There are already petitions for this on change.org. Wouldn’t it be better not to split up signatures?
We found three attempts at petitions on change.org before we started ours. They are all closed now and were unable to effect policy change. We want to build on the awareness these pioneers created and initiate a dialogue among all stakeholders. Change often takes more time and persistence than one would prefer. Frequently, numerous attempts are necessary before before anything shifts. We’re running this petition through 5/29, working feverishly to get as many signatures as possible. We believe a strong and unified show of support will open up a constructive conversation with eBay and Craigslist, encouraging them to take a stand against stolen bike trafficking on their sites.
Can you provide a link that doesn’t require Facebook, Twitter or Google+ login?
Fixed! Initially, we did require social network login for the petition. However, we’ve taken your feedback to heart and made the change. We now have a simple 4-field text entry petition option. We still hope that once you sign you’ll spread the word on your social networks and help up gather more momentum to kick bike theft to the curb.
Aren’t most of these thefts due to improperly locking bike—or not locking them at all?
Actually, a large percentage of bikes which are stolen were in fact properly locked, or stored in what was considered a secure location, such as the family garage. The occasional bike may be stolen due the owner’s failure to properly lock their bike, but the problem is much more extensive than that. Small-time crooks may be more opportunistic about going for unsecured bikes or cheap, easily broken locks, but large-scale organized theft rings have the resources to target “secure” property, such as bikes locked with cable locks, entire bike racks removed from cars (loaded with bikes) and home thefts. Locking is important, but it’s no guarantee your bike is safe. The fact is, that if you can say “I’ve haven’t had a bike stolen”, you are probably missing the word “yet” on that sentence.
Have a better idea?

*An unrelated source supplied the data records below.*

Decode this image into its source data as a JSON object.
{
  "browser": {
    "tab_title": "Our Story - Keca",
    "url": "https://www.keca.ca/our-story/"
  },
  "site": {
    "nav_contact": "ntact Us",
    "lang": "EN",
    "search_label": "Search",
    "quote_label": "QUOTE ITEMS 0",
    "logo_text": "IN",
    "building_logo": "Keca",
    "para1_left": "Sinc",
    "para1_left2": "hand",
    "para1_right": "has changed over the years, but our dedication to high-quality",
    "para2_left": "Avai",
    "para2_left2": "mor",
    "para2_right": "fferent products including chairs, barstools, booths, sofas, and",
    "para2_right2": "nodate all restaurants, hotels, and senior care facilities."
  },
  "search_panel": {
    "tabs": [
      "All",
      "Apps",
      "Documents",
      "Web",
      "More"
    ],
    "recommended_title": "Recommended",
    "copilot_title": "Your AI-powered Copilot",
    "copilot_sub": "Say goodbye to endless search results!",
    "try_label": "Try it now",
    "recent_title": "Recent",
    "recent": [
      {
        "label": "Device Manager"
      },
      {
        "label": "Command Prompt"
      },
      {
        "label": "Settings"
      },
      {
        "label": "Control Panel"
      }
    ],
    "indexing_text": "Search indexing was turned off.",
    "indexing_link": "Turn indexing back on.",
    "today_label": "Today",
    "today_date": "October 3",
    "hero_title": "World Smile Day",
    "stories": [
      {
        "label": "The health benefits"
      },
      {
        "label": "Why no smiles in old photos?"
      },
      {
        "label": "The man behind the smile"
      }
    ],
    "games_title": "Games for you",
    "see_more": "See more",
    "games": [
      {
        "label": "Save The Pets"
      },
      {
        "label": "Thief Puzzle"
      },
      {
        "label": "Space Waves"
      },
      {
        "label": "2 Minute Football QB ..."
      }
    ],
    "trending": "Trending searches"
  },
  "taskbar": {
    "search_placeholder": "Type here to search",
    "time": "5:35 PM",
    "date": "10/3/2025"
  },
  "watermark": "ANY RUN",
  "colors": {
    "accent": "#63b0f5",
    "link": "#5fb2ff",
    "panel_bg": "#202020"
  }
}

We’re not new to tech or to cycling, but we’re a new organization working on a huge problem with new partners and a new perspective. We welcome your feedback on what we’re doing. Let’s keep the conversation going and come together as a community to take a bike out of crime.

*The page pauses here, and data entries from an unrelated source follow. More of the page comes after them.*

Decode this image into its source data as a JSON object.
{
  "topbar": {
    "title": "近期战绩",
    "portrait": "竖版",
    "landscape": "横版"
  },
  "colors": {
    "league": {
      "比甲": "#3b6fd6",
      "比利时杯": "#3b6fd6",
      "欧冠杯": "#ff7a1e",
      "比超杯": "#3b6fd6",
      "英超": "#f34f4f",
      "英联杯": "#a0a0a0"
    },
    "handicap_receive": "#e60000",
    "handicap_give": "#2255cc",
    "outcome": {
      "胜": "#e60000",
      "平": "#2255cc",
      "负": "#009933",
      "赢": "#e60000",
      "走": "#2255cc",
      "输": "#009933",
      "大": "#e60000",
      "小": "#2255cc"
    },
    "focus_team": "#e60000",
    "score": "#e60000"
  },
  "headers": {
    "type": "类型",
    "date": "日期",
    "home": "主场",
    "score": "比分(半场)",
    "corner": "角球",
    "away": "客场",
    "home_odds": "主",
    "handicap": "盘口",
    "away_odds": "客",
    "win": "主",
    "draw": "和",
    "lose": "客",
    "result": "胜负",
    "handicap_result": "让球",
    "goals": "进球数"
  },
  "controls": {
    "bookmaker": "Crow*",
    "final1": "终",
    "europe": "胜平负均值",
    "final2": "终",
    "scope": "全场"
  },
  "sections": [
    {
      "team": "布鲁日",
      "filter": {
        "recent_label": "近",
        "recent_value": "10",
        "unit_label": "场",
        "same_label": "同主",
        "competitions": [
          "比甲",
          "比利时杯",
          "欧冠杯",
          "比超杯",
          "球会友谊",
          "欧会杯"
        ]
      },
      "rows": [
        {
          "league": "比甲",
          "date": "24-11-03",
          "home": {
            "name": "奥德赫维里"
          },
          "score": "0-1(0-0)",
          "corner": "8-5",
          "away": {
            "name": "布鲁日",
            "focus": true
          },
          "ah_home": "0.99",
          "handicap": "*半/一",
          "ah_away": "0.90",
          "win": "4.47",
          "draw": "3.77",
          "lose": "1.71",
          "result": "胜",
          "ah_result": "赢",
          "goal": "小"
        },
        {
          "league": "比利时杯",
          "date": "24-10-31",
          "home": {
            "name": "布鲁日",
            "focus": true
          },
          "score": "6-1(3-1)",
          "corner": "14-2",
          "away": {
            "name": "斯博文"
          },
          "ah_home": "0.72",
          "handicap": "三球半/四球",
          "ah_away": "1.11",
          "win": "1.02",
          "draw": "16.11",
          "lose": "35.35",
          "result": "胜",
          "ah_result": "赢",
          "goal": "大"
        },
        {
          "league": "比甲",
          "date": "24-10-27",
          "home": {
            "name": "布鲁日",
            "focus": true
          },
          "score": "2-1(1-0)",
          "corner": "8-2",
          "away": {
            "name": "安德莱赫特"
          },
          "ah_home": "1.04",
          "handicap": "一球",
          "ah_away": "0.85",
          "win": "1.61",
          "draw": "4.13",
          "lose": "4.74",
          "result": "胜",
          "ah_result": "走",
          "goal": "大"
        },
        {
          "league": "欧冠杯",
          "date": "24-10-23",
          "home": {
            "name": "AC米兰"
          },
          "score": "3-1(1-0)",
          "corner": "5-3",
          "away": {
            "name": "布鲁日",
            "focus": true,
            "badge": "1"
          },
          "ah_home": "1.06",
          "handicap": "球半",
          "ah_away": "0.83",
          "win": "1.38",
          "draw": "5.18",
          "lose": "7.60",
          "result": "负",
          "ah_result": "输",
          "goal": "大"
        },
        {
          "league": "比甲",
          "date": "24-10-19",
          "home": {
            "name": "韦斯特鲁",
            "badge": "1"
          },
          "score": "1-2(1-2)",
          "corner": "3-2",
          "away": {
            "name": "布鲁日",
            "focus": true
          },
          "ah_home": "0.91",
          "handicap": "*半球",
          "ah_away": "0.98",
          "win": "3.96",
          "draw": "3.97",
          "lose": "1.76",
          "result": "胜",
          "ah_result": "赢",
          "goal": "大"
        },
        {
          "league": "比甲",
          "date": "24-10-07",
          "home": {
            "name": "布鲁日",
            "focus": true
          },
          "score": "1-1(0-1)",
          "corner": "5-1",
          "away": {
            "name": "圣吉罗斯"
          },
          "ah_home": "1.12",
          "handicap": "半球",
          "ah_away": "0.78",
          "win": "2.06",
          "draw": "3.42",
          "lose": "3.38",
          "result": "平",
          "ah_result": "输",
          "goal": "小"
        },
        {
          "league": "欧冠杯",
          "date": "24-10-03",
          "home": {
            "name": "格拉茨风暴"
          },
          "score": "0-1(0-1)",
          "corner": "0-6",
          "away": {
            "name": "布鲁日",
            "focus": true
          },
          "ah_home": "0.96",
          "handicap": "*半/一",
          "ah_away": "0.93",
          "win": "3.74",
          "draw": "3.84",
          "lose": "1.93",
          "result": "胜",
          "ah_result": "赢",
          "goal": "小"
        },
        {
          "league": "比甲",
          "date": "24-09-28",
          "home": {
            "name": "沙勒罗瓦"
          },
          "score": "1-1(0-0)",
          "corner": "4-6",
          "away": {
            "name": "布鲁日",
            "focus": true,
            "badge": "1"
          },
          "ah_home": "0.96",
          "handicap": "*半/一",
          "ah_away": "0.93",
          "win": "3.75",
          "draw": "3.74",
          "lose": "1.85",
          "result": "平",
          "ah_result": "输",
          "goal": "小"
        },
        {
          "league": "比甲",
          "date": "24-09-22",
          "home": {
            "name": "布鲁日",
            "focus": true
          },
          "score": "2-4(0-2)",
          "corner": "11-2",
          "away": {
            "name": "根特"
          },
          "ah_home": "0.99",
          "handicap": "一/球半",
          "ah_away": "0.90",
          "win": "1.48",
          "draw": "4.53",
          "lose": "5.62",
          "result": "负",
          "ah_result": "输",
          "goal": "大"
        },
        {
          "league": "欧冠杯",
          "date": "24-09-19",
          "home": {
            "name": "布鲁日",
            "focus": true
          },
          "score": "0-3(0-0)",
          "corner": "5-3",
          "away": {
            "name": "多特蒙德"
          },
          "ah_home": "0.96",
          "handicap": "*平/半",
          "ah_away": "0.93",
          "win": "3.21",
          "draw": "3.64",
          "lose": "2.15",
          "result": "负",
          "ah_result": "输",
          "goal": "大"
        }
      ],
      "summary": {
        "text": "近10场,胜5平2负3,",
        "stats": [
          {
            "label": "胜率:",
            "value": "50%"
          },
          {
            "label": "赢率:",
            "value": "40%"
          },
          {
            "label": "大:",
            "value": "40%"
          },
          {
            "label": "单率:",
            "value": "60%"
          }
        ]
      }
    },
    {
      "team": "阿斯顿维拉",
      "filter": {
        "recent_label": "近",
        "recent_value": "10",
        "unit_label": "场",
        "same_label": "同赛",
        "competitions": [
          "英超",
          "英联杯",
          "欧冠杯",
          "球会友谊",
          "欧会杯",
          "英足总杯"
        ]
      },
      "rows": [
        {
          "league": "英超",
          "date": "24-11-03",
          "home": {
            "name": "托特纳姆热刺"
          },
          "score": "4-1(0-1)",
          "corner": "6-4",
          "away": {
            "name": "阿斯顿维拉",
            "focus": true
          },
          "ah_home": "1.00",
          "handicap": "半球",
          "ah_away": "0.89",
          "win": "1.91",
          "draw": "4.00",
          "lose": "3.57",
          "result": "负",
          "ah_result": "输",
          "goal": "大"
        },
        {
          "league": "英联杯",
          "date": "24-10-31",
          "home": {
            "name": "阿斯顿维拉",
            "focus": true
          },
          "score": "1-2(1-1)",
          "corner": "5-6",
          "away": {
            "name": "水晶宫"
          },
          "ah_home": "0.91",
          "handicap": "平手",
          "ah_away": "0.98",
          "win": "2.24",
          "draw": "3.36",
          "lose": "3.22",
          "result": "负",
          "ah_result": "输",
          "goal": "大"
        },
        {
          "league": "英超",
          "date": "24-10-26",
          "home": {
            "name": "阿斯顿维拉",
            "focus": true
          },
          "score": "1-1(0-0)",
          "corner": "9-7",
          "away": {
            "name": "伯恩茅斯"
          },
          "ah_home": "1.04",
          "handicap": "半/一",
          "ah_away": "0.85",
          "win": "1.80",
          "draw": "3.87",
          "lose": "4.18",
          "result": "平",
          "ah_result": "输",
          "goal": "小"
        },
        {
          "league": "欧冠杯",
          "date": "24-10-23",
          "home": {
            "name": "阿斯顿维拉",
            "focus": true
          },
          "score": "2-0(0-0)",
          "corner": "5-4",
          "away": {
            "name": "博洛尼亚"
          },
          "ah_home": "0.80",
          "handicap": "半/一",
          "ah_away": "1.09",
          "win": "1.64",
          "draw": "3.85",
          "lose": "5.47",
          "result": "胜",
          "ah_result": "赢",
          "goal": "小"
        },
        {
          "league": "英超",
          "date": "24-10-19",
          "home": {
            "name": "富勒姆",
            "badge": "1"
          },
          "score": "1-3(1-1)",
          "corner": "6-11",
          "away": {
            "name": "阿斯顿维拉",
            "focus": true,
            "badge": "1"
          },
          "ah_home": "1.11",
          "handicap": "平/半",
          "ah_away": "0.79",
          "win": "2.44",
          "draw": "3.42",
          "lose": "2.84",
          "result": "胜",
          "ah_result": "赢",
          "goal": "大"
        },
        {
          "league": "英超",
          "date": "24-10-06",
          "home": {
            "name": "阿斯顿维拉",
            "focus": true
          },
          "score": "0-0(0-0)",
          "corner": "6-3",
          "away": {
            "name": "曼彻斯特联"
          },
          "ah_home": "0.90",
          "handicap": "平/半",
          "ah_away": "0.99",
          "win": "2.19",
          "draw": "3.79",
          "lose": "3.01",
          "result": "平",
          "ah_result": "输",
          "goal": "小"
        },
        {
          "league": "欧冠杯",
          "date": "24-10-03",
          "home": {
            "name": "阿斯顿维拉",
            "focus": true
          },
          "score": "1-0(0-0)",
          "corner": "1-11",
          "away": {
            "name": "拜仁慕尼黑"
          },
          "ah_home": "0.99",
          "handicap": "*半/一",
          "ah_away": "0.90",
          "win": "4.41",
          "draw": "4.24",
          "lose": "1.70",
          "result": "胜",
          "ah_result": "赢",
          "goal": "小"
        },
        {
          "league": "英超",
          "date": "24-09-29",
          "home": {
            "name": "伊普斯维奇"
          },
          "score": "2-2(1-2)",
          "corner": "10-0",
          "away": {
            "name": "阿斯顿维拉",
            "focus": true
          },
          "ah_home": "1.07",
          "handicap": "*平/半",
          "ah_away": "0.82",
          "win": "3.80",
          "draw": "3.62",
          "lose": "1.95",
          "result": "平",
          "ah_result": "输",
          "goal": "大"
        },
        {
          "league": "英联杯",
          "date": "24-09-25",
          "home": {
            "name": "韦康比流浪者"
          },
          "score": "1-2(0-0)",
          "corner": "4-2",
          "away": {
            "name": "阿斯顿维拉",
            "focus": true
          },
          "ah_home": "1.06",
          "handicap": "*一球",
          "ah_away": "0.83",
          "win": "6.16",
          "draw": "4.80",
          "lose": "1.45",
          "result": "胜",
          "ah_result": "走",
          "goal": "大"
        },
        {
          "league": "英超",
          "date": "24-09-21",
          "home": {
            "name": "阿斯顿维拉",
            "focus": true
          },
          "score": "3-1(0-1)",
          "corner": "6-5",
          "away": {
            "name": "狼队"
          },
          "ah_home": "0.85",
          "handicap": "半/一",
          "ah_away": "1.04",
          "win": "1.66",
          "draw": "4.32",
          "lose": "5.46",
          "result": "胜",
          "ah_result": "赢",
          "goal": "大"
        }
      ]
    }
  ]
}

Want to help us?
Sign the petition and be sure to spread the word. The more people sign, the greater impact we’ll have.